Order–disorder transition induced by surfactant micelles in single-walled carbon nanotubes dispersions
Review by Bryan Hassell: AP 255 Fall 11
From: Order–disorder transition induced by surfactant micelles in single-walled carbon nanotubes dispersions, E. Nativ-Roth et. al, Soft Matter, 2010, 6, 5289–5292
Single walled carbon nanotubes (SWNT) with their all-carbon composition and interesting geometries are characterized by a unique combination of electrical and mechanical properties. To utilize their properties, you have to disperse them in aqueous media for various applications. It's becoming evident that the coupling between molecular and colloidal interactions leads to non-trivial structures when the dimensions and geometry of the nanostructures are commensurate. The results that this group showed used transmission electron microscopy at cryogenic temperatures (Cryo-TEM) and was of spontaneously formed microns-long islands of orientationally ordered SWNT in macroscopically homogeneous dispersions of ionic surfactant micelles.

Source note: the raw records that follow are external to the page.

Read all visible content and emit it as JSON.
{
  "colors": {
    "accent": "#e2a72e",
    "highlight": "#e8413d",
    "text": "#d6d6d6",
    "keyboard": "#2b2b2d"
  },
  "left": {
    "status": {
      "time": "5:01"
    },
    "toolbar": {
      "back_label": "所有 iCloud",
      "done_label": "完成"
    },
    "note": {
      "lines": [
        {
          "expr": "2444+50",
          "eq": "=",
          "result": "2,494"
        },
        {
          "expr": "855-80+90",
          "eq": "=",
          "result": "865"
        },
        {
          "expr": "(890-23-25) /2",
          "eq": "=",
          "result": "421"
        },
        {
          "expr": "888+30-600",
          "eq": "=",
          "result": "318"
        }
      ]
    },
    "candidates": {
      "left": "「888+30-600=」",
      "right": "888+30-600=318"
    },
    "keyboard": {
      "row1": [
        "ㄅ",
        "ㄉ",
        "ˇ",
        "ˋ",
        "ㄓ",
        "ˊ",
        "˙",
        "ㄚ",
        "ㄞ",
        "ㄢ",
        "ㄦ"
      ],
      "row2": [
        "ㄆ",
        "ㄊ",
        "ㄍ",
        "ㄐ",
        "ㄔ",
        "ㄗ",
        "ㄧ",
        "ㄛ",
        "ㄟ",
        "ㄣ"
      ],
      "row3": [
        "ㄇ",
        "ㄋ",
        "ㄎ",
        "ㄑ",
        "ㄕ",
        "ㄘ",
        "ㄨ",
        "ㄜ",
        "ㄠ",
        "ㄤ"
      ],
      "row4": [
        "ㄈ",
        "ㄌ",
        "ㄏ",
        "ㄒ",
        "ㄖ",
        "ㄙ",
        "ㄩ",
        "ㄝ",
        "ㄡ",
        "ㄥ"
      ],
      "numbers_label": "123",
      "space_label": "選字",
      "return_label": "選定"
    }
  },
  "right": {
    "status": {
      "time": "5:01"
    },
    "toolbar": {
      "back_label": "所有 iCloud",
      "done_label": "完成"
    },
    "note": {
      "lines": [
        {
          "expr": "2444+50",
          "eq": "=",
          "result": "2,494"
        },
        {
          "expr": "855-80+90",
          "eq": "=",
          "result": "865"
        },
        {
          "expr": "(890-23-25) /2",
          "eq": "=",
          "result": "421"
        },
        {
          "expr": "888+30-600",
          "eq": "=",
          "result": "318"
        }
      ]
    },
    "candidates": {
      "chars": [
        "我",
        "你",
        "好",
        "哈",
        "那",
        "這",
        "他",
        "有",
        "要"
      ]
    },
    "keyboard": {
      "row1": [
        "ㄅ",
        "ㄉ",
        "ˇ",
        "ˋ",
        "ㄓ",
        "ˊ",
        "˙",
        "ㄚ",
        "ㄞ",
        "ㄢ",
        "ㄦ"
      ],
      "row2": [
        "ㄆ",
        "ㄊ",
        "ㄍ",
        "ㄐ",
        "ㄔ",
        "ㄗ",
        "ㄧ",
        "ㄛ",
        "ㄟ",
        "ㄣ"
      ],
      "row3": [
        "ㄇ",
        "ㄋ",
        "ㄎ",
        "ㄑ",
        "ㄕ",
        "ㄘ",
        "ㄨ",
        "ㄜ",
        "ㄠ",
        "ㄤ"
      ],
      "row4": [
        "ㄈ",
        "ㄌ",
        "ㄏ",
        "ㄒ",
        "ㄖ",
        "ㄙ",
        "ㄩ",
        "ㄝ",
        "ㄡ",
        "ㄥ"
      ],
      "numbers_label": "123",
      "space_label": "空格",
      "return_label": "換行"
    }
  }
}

In Fig. 1a, b and d they present images taken from dispersions of SWNT(0.5–1 wt%) in solutions of spherical micelles of an ionic surfactant, cetyl trimethyl ammonium bromide (CTAB). The solution concentrations are above the critical micelle concentration (cmc) of the native surfactant but within the isotropic phase of the spherical micelles and far from their liquid crystalline (LC) transition. The SWNT dispersions are optically isotropic, and the viscosity of the dispersion is similar to that of the native surfactant solution.